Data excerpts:
+++++
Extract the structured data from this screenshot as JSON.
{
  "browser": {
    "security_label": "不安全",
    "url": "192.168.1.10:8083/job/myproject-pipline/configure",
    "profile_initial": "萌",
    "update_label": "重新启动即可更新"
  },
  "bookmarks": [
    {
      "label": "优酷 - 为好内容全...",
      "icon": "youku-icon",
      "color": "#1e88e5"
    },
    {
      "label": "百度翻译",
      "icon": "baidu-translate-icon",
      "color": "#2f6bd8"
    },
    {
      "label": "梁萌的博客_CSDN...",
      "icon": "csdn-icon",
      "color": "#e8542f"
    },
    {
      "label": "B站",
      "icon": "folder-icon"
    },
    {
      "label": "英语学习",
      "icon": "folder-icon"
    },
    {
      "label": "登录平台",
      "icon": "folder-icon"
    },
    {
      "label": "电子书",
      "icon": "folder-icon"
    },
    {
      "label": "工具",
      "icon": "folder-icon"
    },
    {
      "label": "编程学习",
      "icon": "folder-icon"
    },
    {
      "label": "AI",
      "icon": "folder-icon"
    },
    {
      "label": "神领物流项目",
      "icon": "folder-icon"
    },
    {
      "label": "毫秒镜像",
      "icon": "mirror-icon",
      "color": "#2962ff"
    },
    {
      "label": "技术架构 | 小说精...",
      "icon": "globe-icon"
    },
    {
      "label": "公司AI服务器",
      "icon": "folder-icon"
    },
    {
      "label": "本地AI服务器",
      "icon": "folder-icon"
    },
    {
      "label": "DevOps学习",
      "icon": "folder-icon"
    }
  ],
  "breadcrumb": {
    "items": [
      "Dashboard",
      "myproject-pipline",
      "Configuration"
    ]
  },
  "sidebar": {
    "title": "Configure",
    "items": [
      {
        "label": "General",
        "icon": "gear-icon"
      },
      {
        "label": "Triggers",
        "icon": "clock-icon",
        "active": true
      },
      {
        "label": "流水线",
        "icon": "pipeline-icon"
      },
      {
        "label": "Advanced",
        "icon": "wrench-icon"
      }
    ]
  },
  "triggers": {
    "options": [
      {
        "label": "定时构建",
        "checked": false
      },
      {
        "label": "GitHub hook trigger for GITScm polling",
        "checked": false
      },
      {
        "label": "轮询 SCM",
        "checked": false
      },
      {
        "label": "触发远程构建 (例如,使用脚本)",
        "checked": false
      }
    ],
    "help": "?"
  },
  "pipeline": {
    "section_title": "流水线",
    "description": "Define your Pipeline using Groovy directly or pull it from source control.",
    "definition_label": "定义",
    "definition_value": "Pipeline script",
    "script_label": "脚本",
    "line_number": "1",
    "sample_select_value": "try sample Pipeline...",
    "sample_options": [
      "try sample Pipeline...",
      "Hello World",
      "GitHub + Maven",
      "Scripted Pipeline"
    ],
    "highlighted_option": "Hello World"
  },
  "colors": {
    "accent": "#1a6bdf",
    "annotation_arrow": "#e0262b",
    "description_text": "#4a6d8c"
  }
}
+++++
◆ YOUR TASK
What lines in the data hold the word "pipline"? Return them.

◆ FINISHED EXERCISE
    "url": "192.168.1.10:8083/job/myproject-pipline/configure",
      "myproject-pipline",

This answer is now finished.